[Kyle]We splashed out and stayed at the Bay of Islands Marina in Opua for four nights after our arrival. I LOVE Opua! The marina is nice and modern, the staff are all super nice and everything you could possibly need or want for a boat is right there. There are canvas shops, electricians, diesel mechanics, outboard mechanics, riggers, sail makers and chandleries all within walking distance from the docks. {Maryanne: And laundry facilities, and a shuttle to the nearby supermarket}. In addition, they have pubs, restaurants, fish & chip shops and a respectable-sized grocery store, all of it with the hilly, tree-covered backdrop of the Bay of Islands.

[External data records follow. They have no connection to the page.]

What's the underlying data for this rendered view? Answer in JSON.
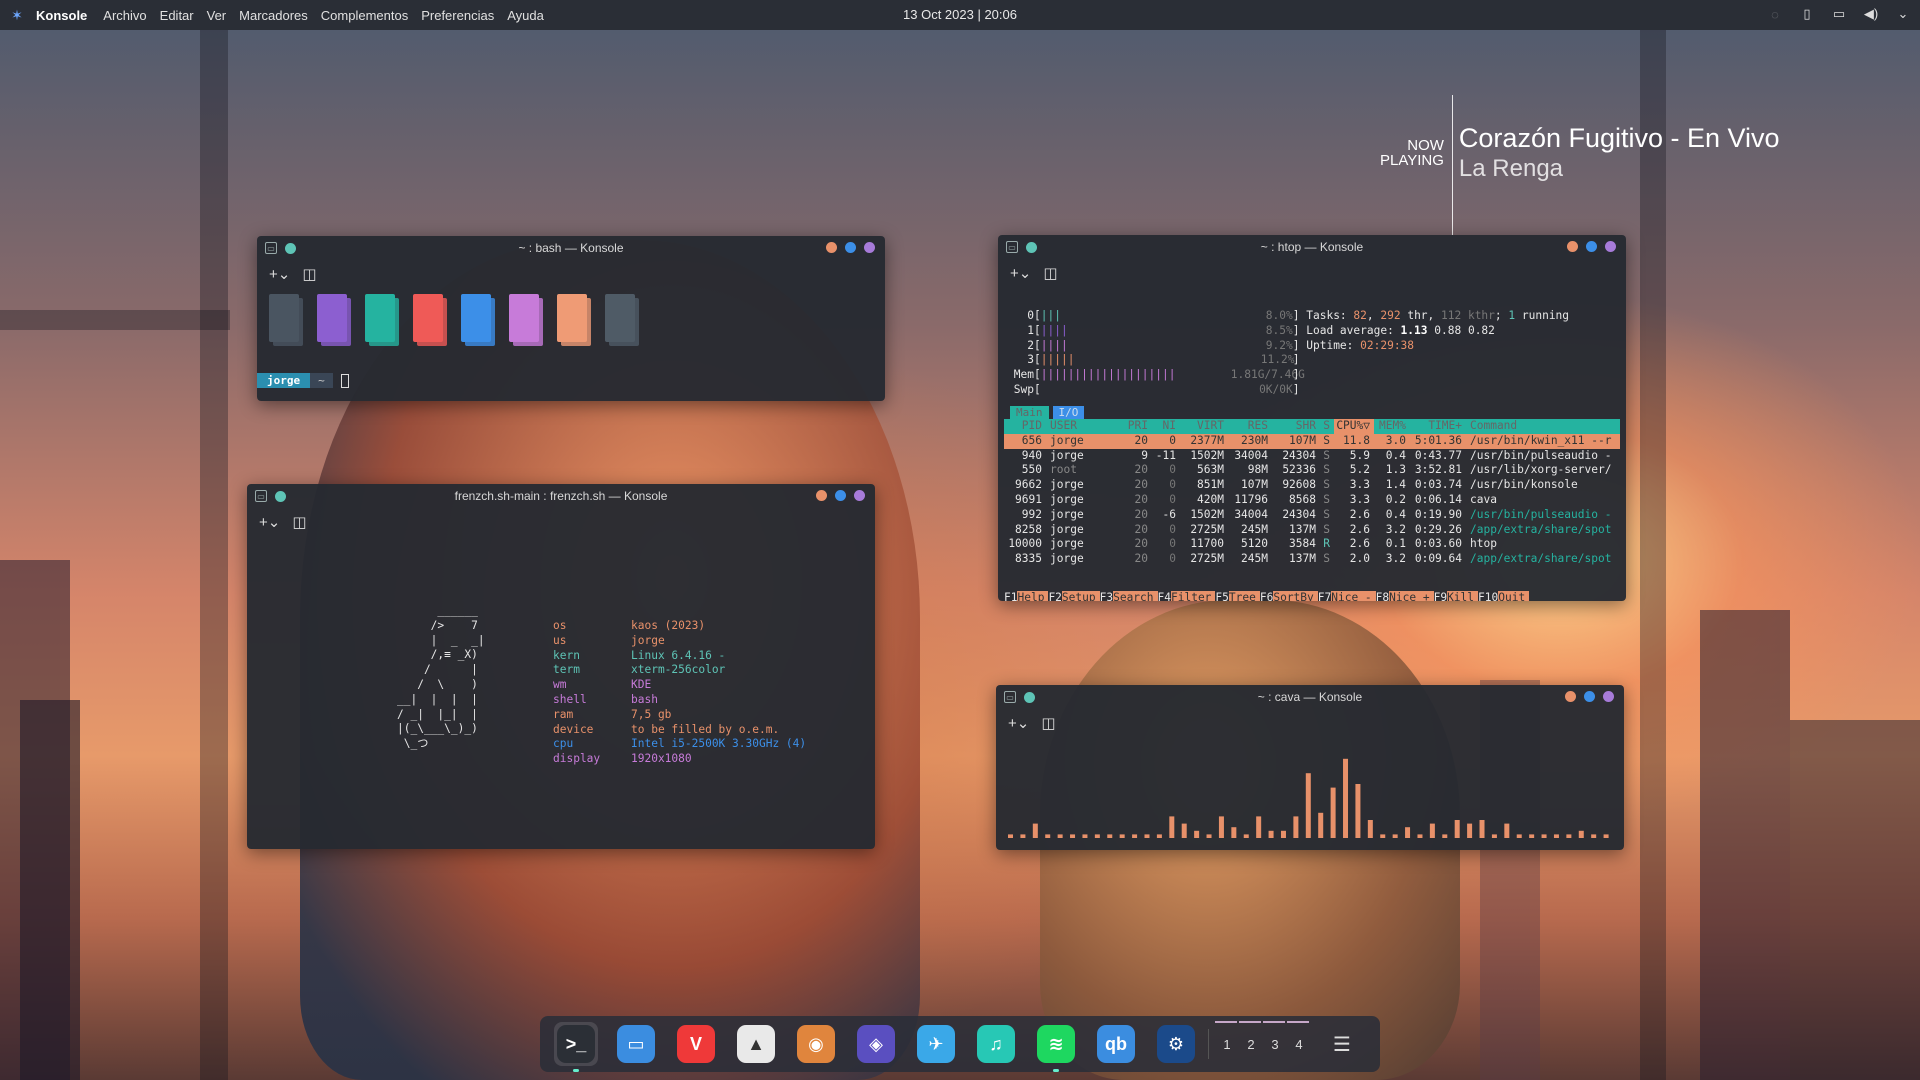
{
  "panel": {
    "app_name": "Konsole",
    "menus": [
      "Archivo",
      "Editar",
      "Ver",
      "Marcadores",
      "Complementos",
      "Preferencias",
      "Ayuda"
    ],
    "clock": "13 Oct 2023 | 20:06"
  },
  "now_playing": {
    "label_line1": "NOW",
    "label_line2": "PLAYING",
    "title": "Corazón Fugitivo - En Vivo",
    "artist": "La Renga"
  },
  "bash_window": {
    "title": "~ : bash — Konsole",
    "prompt_user": "jorge",
    "prompt_dir": "~",
    "swatches": [
      "#4a5561",
      "#8c5fd0",
      "#25b3a0",
      "#ef5a57",
      "#3c8fe8",
      "#c77bd9",
      "#ef9b75",
      "#4f5b66"
    ]
  },
  "neofetch_window": {
    "title": "frenzch.sh-main : frenzch.sh — Konsole",
    "ascii": "      ______\n     />    7\n     |  _  _|\n     /,≡ _X)\n    /      |\n   /  \\    )\n__|  |  |  |\n/ _|  |_|  |\n|(_\\___\\_)_)\n \\_つ",
    "info": [
      {
        "key": "os",
        "value": "kaos (2023)",
        "color": "#e8916a"
      },
      {
        "key": "us",
        "value": "jorge",
        "color": "#e8916a"
      },
      {
        "key": "kern",
        "value": "Linux 6.4.16 -",
        "color": "#5ec4b6"
      },
      {
        "key": "term",
        "value": "xterm-256color",
        "color": "#5ec4b6"
      },
      {
        "key": "wm",
        "value": "KDE",
        "color": "#c77bd9"
      },
      {
        "key": "shell",
        "value": "bash",
        "color": "#c77bd9"
      },
      {
        "key": "ram",
        "value": "7,5 gb",
        "color": "#e8916a"
      },
      {
        "key": "device",
        "value": "to be filled by o.e.m.",
        "color": "#e8916a"
      },
      {
        "key": "cpu",
        "value": "Intel i5-2500K 3.30GHz (4)",
        "color": "#3c8fe8"
      },
      {
        "key": "display",
        "value": "1920x1080",
        "color": "#c77bd9"
      }
    ]
  },
  "htop_window": {
    "title": "~ : htop — Konsole",
    "cpus": [
      {
        "id": "0",
        "bar": "|||",
        "pct": "8.0%"
      },
      {
        "id": "1",
        "bar": "||||",
        "pct": "8.5%"
      },
      {
        "id": "2",
        "bar": "||||",
        "pct": "9.2%"
      },
      {
        "id": "3",
        "bar": "|||||",
        "pct": "11.2%"
      }
    ],
    "mem": {
      "label": "Mem",
      "bar": "||||||||||||||||||||",
      "value": "1.81G/7.46G"
    },
    "swp": {
      "label": "Swp",
      "value": "0K/0K"
    },
    "tasks": {
      "prefix": "Tasks: ",
      "tasks": "82",
      "sep": ", ",
      "thr": "292",
      "thr_label": " thr, ",
      "kthr": "112 kthr",
      "mid": "; ",
      "running": "1",
      "run_label": " running"
    },
    "load": {
      "label": "Load average: ",
      "v1": "1.13",
      "v2": "0.88",
      "v3": "0.82"
    },
    "uptime": {
      "label": "Uptime: ",
      "value": "02:29:38"
    },
    "tabs": [
      "Main",
      "I/O"
    ],
    "columns": [
      "PID",
      "USER",
      "PRI",
      "NI",
      "VIRT",
      "RES",
      "SHR",
      "S",
      "CPU%▽",
      "MEM%",
      "TIME+",
      "Command"
    ],
    "processes": [
      [
        "656",
        "jorge",
        "20",
        "0",
        "2377M",
        "230M",
        "107M",
        "S",
        "11.8",
        "3.0",
        "5:01.36",
        "/usr/bin/kwin_x11 --r"
      ],
      [
        "940",
        "jorge",
        "9",
        "-11",
        "1502M",
        "34004",
        "24304",
        "S",
        "5.9",
        "0.4",
        "0:43.77",
        "/usr/bin/pulseaudio -"
      ],
      [
        "550",
        "root",
        "20",
        "0",
        "563M",
        "98M",
        "52336",
        "S",
        "5.2",
        "1.3",
        "3:52.81",
        "/usr/lib/xorg-server/"
      ],
      [
        "9662",
        "jorge",
        "20",
        "0",
        "851M",
        "107M",
        "92608",
        "S",
        "3.3",
        "1.4",
        "0:03.74",
        "/usr/bin/konsole"
      ],
      [
        "9691",
        "jorge",
        "20",
        "0",
        "420M",
        "11796",
        "8568",
        "S",
        "3.3",
        "0.2",
        "0:06.14",
        "cava"
      ],
      [
        "992",
        "jorge",
        "20",
        "-6",
        "1502M",
        "34004",
        "24304",
        "S",
        "2.6",
        "0.4",
        "0:19.90",
        "/usr/bin/pulseaudio -"
      ],
      [
        "8258",
        "jorge",
        "20",
        "0",
        "2725M",
        "245M",
        "137M",
        "S",
        "2.6",
        "3.2",
        "0:29.26",
        "/app/extra/share/spot"
      ],
      [
        "10000",
        "jorge",
        "20",
        "0",
        "11700",
        "5120",
        "3584",
        "R",
        "2.6",
        "0.1",
        "0:03.60",
        "htop"
      ],
      [
        "8335",
        "jorge",
        "20",
        "0",
        "2725M",
        "245M",
        "137M",
        "S",
        "2.0",
        "3.2",
        "0:09.64",
        "/app/extra/share/spot"
      ]
    ],
    "fkeys": [
      {
        "k": "F1",
        "l": "Help"
      },
      {
        "k": "F2",
        "l": "Setup"
      },
      {
        "k": "F3",
        "l": "Search"
      },
      {
        "k": "F4",
        "l": "Filter"
      },
      {
        "k": "F5",
        "l": "Tree"
      },
      {
        "k": "F6",
        "l": "SortBy"
      },
      {
        "k": "F7",
        "l": "Nice -"
      },
      {
        "k": "F8",
        "l": "Nice +"
      },
      {
        "k": "F9",
        "l": "Kill"
      },
      {
        "k": "F10",
        "l": "Quit"
      }
    ]
  },
  "cava_window": {
    "title": "~ : cava — Konsole",
    "levels": [
      1,
      1,
      4,
      1,
      1,
      1,
      1,
      1,
      1,
      1,
      1,
      1,
      1,
      6,
      4,
      2,
      1,
      6,
      3,
      1,
      6,
      2,
      2,
      6,
      18,
      7,
      14,
      22,
      15,
      5,
      1,
      1,
      3,
      1,
      4,
      1,
      5,
      4,
      5,
      1,
      4,
      1,
      1,
      1,
      1,
      1,
      2,
      1,
      1
    ]
  },
  "dock": {
    "apps": [
      {
        "name": "terminal",
        "glyph": ">_",
        "bg": "#2b2f36"
      },
      {
        "name": "files",
        "glyph": "▭",
        "bg": "#3b8de0"
      },
      {
        "name": "vivaldi",
        "glyph": "V",
        "bg": "#ef3939"
      },
      {
        "name": "inkscape",
        "glyph": "▲",
        "bg": "#e9e9e9"
      },
      {
        "name": "gimp",
        "glyph": "◉",
        "bg": "#e0853d"
      },
      {
        "name": "privacy",
        "glyph": "◈",
        "bg": "#5a4fc0"
      },
      {
        "name": "telegram",
        "glyph": "✈",
        "bg": "#3aa8e8"
      },
      {
        "name": "music",
        "glyph": "♫",
        "bg": "#27c8b5"
      },
      {
        "name": "spotify",
        "glyph": "≋",
        "bg": "#1ed760"
      },
      {
        "name": "qbittorrent",
        "glyph": "qb",
        "bg": "#3b8de0"
      },
      {
        "name": "steam",
        "glyph": "⚙",
        "bg": "#1b4a8a"
      }
    ],
    "workspaces": [
      "1",
      "2",
      "3",
      "4"
    ],
    "menu_glyph": "☰"
  }
}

It was so nice to be able to blast through our pent-up shopping list of boat supplies after months in the islands. Here’s an example of one of Maryanne’s experiences:

Maryanne (at an electrical shop), “Hello, I’m looking for some tiny little electrical spade connectors for the sensor wires on Raymarine instruments, would you have something like that?”

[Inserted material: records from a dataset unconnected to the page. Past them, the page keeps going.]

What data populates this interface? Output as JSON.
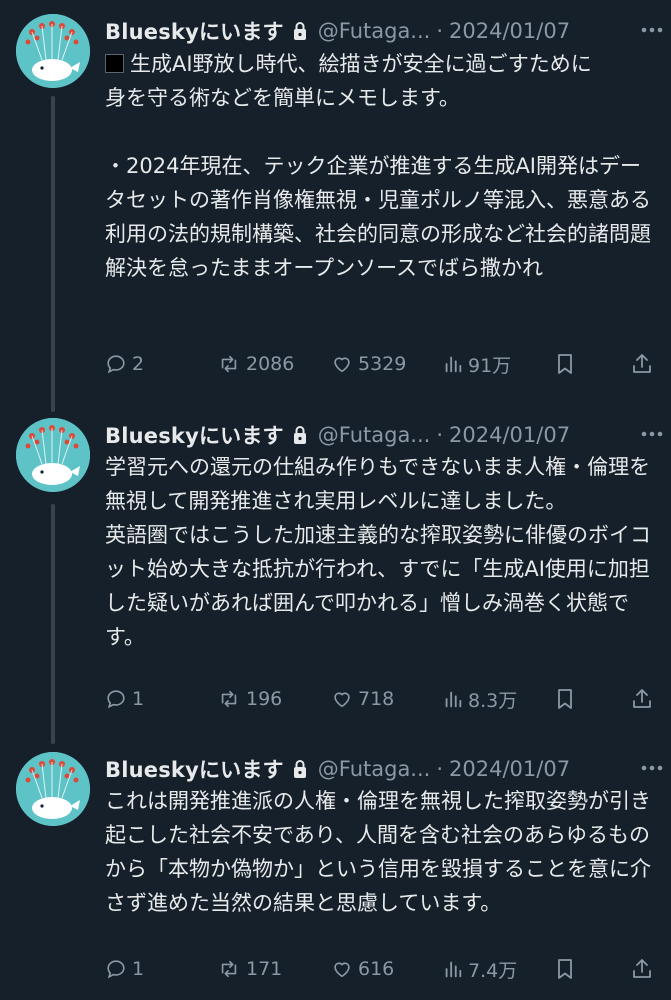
{
  "tweets": [
    {
      "display_name": "Blueskyにいます",
      "handle": "@Futaga...",
      "separator": "·",
      "date": "2024/01/07",
      "text_lead": "生成AI野放し時代、絵描きが安全に過ごすため",
      "text_rest": "に\n身を守る術などを簡単にメモします。\n\n・2024年現在、テック企業が推進する生成AI開発はデータセットの著作肖像権無視・児童ポルノ等混入、悪意ある利用の法的規制構築、社会的同意の形成など社会的諸問題解決を怠ったままオープンソースでばら撒かれ",
      "replies": "2",
      "reposts": "2086",
      "likes": "5329",
      "views": "91万"
    },
    {
      "display_name": "Blueskyにいます",
      "handle": "@Futaga...",
      "separator": "·",
      "date": "2024/01/07",
      "text": "学習元への還元の仕組み作りもできないまま人権・倫理を無視して開発推進され実用レベルに達しました。\n英語圏ではこうした加速主義的な搾取姿勢に俳優のボイコット始め大きな抵抗が行われ、すでに「生成AI使用に加担した疑いがあれば囲んで叩かれる」憎しみ渦巻く状態です。",
      "replies": "1",
      "reposts": "196",
      "likes": "718",
      "views": "8.3万"
    },
    {
      "display_name": "Blueskyにいます",
      "handle": "@Futaga...",
      "separator": "·",
      "date": "2024/01/07",
      "text": "これは開発推進派の人権・倫理を無視した搾取姿勢が引き起こした社会不安であり、人間を含む社会のあらゆるものから「本物か偽物か」という信用を毀損することを意に介さず進めた当然の結果と思慮しています。",
      "replies": "1",
      "reposts": "171",
      "likes": "616",
      "views": "7.4万"
    }
  ],
  "icons": {
    "verified_lock": "lock-icon",
    "more": "more-icon",
    "reply": "reply-icon",
    "repost": "repost-icon",
    "like": "like-icon",
    "views": "views-icon",
    "bookmark": "bookmark-icon",
    "share": "share-icon"
  },
  "colors": {
    "background": "#15202b",
    "text": "#e7e9ea",
    "secondary": "#8b98a5",
    "thread_line": "#38444d",
    "avatar_bg": "#5ec3c7"
  }
}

After looking in the back, the guy returns and says, “Nope, we don’t have any. Try the guy two doors down.”

Two Doors {Maryanne: Kyle has become enamoured with the punctuation mark 'Interrobang' - a combination of the exclamation mark and a question mark... Sigh!}

She goes two doors down, repeats her request to the new guy. He does the same thing; goes to the back and returns to say he doesn’t have any, BUT he can have some in by tomorrow morning at 8:00. Eight o’clock…the NEXT morning! Not, “Maybe on the next freighter in three months, except that you would have needed to order them a week ago. They’re $100 each. In the meantime, try aluminum foil.” Brilliant!

Each day, when we got done with our day’s boat jobs, we made a point of going out to attend the BOI Cruiser’s Festival event of the evening. Our favorite was a high speed tour boat ride through the islands (where the captain pointed out interesting anchorages for future exploration) and out to a dinner at Otehei Bay on Urupukapuka Island. The scenery along the way was amazing. We had a nice meal with interesting people and even had enough daylight to hike to a viewpoint atop the island for views of the bay at sunset.

Evening Cruise through the Bay to Otehei Bay on Urupukapuka Island

We finished our time off at Opua with a long coastal walk from the nearby town of Paihia and Quiz Night at the Boat Club. Even though our group of two had the smallest number of brains to call upon, we shot WAY ahead on the first round: Science, getting every question right, plus the double score bonus. We peaked too early. After that, we slid back further and further through the pop music round, one on New Zealand Political minutiae, one on Obscure New Zealand historical events and an incomprehensible one about acronyms used by various New Zealand government departments. The Kiwis thought that one was easy. What the hell is the NMTPRQ? By the end we had slipped to dead middle, which was at least not dead last.

Visit to Paihai (local tourist hub)

.. and views from the trail back to Opua